Exercise objective: Using the entries below, show all lines with the string "unprofitable".
---- Input data
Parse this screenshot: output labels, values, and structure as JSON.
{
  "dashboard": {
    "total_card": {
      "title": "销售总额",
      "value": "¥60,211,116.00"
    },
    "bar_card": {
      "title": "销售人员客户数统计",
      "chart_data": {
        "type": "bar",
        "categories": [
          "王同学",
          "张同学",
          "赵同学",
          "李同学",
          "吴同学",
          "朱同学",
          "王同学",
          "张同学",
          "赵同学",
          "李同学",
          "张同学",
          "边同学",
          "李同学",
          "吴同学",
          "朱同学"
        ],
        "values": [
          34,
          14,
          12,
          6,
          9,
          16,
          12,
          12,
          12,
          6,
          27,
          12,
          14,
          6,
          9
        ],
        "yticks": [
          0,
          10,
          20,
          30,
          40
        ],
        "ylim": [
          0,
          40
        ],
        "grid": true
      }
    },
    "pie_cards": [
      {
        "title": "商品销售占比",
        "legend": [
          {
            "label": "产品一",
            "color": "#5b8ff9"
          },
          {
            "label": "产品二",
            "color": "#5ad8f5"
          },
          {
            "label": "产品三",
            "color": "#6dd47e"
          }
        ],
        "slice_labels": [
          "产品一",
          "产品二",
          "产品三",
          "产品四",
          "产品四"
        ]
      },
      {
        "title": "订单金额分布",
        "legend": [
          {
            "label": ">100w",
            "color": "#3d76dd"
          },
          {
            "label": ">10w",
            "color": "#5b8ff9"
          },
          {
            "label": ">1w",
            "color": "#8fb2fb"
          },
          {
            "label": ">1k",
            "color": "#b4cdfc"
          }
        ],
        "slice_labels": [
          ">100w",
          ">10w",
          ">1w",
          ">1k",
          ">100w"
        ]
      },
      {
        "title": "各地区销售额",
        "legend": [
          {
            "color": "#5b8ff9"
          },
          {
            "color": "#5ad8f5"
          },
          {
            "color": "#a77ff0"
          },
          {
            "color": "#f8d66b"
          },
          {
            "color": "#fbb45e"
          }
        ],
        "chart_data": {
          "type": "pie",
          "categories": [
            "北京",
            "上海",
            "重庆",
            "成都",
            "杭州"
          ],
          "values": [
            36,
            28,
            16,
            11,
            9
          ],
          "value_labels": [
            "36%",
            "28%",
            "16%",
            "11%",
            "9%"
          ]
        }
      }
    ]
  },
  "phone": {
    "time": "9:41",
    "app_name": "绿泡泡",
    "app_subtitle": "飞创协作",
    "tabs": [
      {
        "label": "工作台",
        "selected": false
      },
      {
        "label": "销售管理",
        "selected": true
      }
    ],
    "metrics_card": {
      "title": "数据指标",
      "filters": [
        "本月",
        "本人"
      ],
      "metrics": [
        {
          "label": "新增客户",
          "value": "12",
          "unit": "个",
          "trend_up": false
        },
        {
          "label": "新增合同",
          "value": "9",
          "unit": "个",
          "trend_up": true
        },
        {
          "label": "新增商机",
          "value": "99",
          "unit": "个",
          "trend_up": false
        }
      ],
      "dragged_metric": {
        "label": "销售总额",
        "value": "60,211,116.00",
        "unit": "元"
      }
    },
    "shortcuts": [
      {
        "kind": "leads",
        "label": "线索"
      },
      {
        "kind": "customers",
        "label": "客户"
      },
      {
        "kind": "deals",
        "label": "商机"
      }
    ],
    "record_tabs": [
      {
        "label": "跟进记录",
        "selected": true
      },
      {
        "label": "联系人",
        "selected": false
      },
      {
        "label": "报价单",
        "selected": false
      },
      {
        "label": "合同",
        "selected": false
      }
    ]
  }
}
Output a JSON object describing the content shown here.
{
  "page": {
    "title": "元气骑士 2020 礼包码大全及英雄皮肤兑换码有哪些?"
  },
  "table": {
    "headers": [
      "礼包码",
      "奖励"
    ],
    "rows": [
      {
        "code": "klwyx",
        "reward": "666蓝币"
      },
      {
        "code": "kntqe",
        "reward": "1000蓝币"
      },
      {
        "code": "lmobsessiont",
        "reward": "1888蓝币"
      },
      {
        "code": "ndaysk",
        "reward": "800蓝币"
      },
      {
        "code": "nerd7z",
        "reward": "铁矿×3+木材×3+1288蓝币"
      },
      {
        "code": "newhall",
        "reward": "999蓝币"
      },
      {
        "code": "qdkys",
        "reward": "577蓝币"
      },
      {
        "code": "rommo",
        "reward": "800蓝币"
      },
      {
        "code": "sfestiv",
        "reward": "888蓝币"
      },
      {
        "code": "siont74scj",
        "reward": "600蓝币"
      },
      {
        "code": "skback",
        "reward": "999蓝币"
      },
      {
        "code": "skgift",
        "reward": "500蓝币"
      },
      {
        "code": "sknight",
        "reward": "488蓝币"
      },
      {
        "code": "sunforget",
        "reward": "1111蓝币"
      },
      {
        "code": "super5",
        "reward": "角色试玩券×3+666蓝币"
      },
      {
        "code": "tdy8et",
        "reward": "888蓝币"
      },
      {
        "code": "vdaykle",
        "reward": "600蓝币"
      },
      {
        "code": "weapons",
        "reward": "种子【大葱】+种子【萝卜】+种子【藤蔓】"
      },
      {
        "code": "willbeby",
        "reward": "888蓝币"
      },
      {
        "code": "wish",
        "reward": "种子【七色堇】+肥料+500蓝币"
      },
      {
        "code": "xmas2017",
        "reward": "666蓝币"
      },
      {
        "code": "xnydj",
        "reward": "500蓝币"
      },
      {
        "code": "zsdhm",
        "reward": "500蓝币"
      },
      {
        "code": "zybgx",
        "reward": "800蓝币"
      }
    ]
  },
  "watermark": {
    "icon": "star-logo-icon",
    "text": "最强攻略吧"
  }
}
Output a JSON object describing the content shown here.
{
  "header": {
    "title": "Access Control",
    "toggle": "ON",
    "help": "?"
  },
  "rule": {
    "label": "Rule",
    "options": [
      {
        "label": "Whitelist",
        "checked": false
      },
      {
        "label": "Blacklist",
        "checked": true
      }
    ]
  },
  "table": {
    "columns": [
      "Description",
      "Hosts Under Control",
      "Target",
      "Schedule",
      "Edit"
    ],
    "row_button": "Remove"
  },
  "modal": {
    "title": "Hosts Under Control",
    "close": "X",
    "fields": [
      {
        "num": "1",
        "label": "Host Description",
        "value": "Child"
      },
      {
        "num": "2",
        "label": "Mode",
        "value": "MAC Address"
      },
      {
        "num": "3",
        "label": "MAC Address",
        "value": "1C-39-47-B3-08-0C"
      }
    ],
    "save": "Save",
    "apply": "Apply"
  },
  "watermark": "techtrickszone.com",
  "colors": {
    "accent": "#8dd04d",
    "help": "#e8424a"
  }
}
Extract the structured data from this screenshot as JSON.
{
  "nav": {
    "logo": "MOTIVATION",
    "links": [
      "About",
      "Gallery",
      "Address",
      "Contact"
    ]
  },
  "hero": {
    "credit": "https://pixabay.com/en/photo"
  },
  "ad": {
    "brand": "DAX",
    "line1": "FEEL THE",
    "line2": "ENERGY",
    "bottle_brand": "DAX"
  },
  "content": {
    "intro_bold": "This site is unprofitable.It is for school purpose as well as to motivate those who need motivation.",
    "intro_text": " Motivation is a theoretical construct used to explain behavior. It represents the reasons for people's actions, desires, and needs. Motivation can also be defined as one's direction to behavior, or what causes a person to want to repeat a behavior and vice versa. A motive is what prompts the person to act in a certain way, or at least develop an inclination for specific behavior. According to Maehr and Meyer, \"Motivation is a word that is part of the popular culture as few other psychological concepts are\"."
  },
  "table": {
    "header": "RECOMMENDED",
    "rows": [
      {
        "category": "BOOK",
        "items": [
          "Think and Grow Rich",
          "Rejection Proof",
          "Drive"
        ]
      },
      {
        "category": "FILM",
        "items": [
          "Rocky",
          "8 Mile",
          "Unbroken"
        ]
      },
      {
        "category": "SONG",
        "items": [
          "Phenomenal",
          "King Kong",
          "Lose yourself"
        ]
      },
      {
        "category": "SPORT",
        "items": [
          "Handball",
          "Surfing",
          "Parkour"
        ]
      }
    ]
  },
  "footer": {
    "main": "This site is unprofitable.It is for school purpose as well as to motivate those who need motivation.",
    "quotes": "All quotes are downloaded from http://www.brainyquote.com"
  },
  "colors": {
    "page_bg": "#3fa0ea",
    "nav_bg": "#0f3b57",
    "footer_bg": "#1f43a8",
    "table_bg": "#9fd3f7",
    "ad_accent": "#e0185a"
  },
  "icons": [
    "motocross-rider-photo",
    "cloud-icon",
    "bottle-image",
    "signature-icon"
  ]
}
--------
Output for this task:
    "intro_bold": "This site is unprofitable.It is for school purpose as well as to motivate those who need motivation.",
    "main": "This site is unprofitable.It is for school purpose as well as to motivate those who need motivation.",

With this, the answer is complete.